- Develop novel research methods to capture the everyday and enable members of island communities to represent themselves to wider audiences.
- Advance the policies of NGOs, governments and international agencies to implement locally meaningful and sustainable strategies to reduce environmental conflicts.
- Strengthen the capacity of early-career researchers to undertake research and policy engagement on environmental conflict, sustainable livelihoods and the everyday.
Field research will draw on the Maldives, a country representative of the economic and environmental challenges facing small island developing states. Research insights will contribute to ongoing conflict resolution and poverty reduction efforts in the Maldives and beyond by emphasising the importance of engaging with people's everyday perceptions and experiences of environmental violence in developing country contexts.
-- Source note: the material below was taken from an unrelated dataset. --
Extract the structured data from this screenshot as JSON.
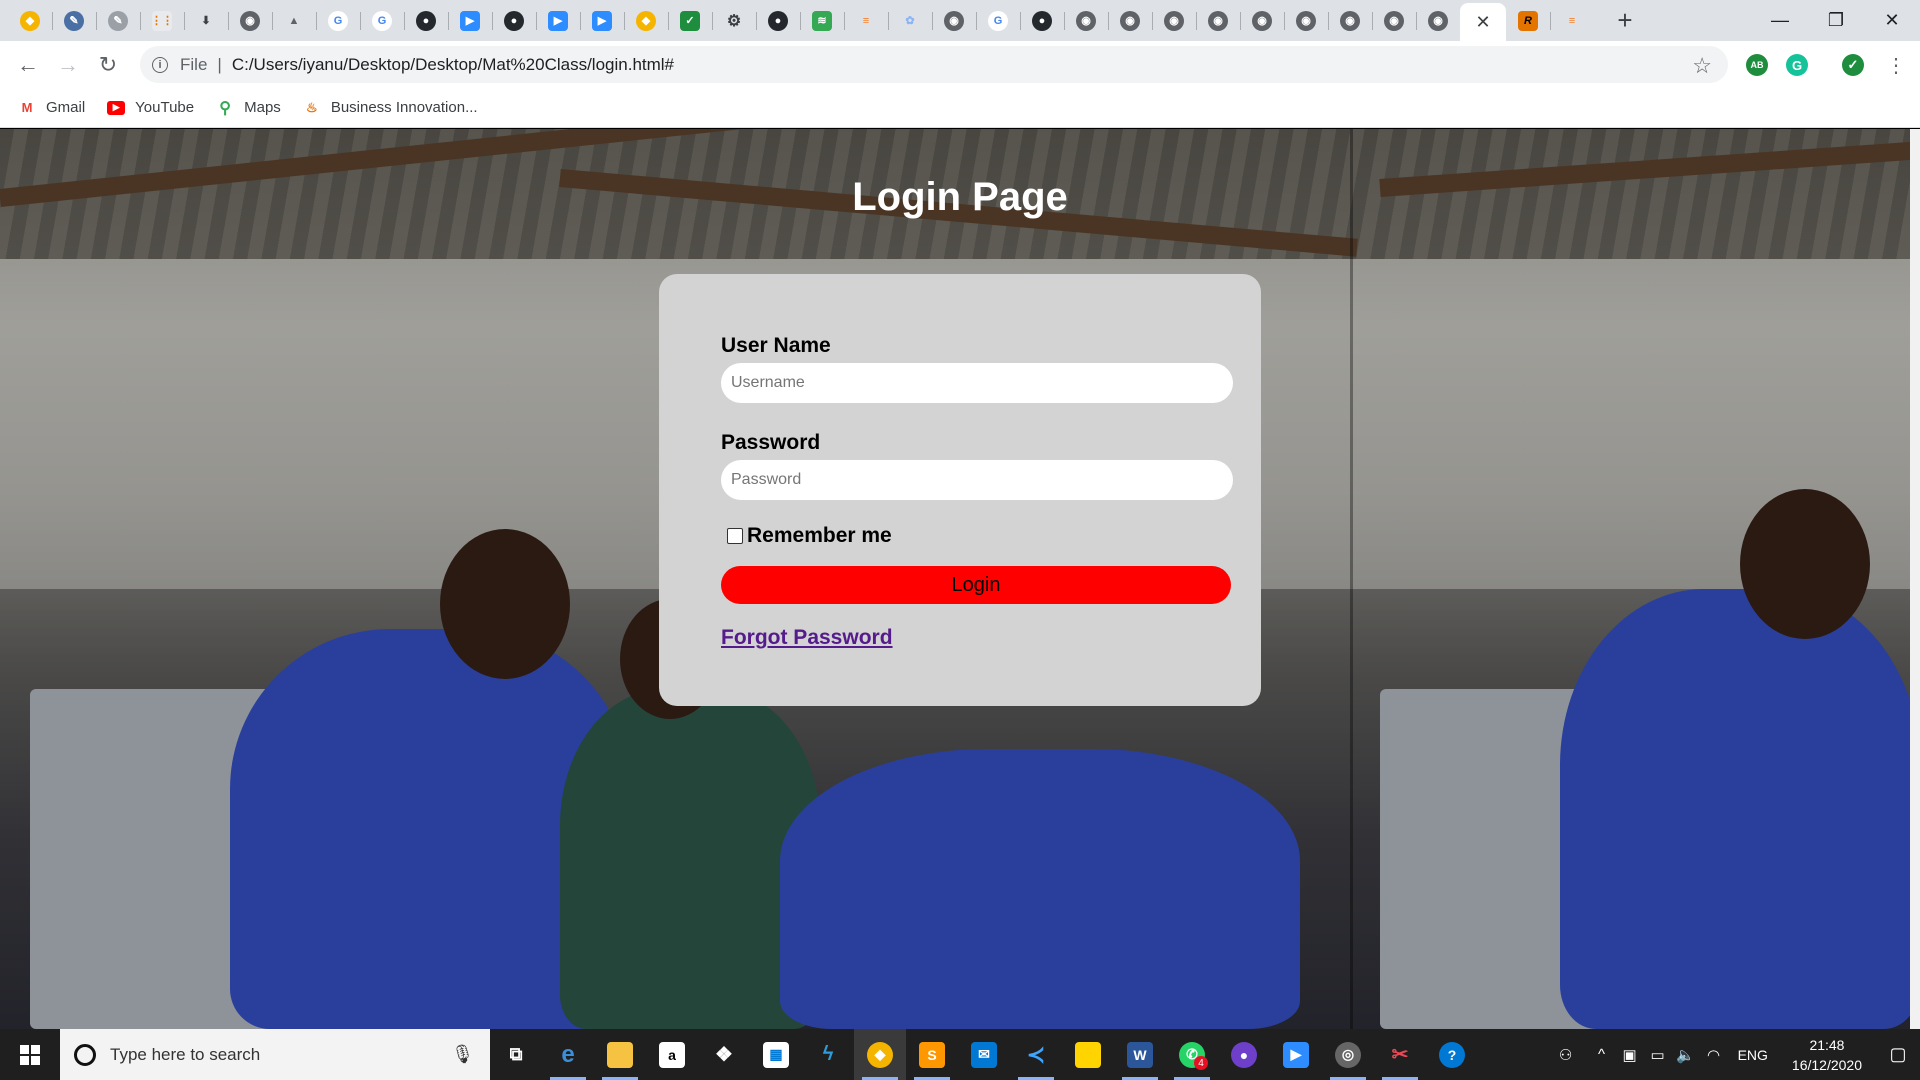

Maldivian citizens, government-based policymakers, representatives of advocacy, NGO and business groups, and advisors in international development agencies will all benefit from this project. By helping to resolve ongoing problems of environmental violence, citizens will gain from more meaningful progress towards sustainable development and poverty reduction goals. Government, NGOs and international agencies will benefit through greater ability to advance policies that reduce conflicts and improve local livelihoods. Maldivian business groups will gain from improved understandings of the challenges in balancing economic and environmental priorities and awareness of the benefits of local job creation and economic inclusion.
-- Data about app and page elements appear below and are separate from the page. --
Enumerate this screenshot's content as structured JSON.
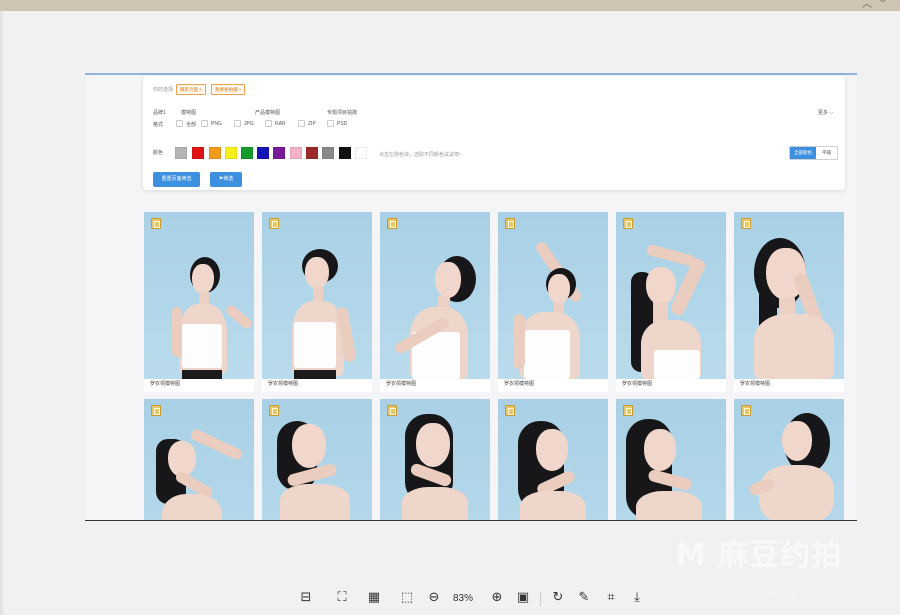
{
  "window": {
    "collapse_icon": "︿",
    "dropdown_icon": "﹀"
  },
  "filters": {
    "selected_label": "你的选择",
    "tags": [
      "摄影页面 ×",
      "我要要拍摄 ×"
    ],
    "category_label": "品牌1",
    "categories": [
      "模特图",
      "产品模特图",
      "专题项目拍摄"
    ],
    "more": "更多 ⌵",
    "format_label": "格式",
    "formats": [
      "全部",
      "PNG",
      "JPG",
      "RAR",
      "ZIP",
      "PSD"
    ],
    "color_label": "颜色",
    "colors": [
      "#b5b5b5",
      "#e01414",
      "#f39a1b",
      "#f5f01a",
      "#169a2b",
      "#1414b8",
      "#7a1a9a",
      "#f3b3c6",
      "#9b2a2a",
      "#888888",
      "#111111",
      "#ffffff"
    ],
    "color_hint": "点击左侧色块，选取不同颜色试试吧~",
    "toggle_on": "全部颜色",
    "toggle_off": "平铺",
    "reset_button": "重置页面筛选",
    "filter_button": "筛选"
  },
  "gallery": {
    "items": [
      {
        "caption": "罗衣领模特图"
      },
      {
        "caption": "罗衣领模特图"
      },
      {
        "caption": "罗衣领模特图"
      },
      {
        "caption": "罗衣领模特图"
      },
      {
        "caption": "罗衣领模特图"
      },
      {
        "caption": "罗衣领模特图"
      }
    ]
  },
  "toolbar": {
    "zoom": "83%"
  },
  "watermark": {
    "main": "M 麻豆约拍",
    "sub": "MADOUPHOTOGRAPH"
  }
}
The project will employ several strategies from the outset to ensure that all stakeholders have the greatest opportunity possible to benefit from the research. During the inception and dissemination phases, stakeholder workshops will be held in the national capital, Malé, and on the two case study islands. They will be genuinely interactive, inviting participants to help shape key aspects of the proposed investigations and impact strategy, and discuss findings. Targeted policy briefs will be developed summarising research findings and a seminar will be delivered at one of the government ministries. We will publicise the research directly to the general public, principally through the Maldivian media and a photographic exhibition. To ensure lasting impact, we will maintain relationships with stakeholders in the Maldives via the in-country researchers and the project website, and track take-up of our findings through the newly-developed UoM 'PURE' research management tool. Lasting impact will be further supported via the photographic exhibition which will be displayed at international conferences in which we participate. We will also provide research summaries for other relevant websites (e.g. Small Island Developing States; UNDP).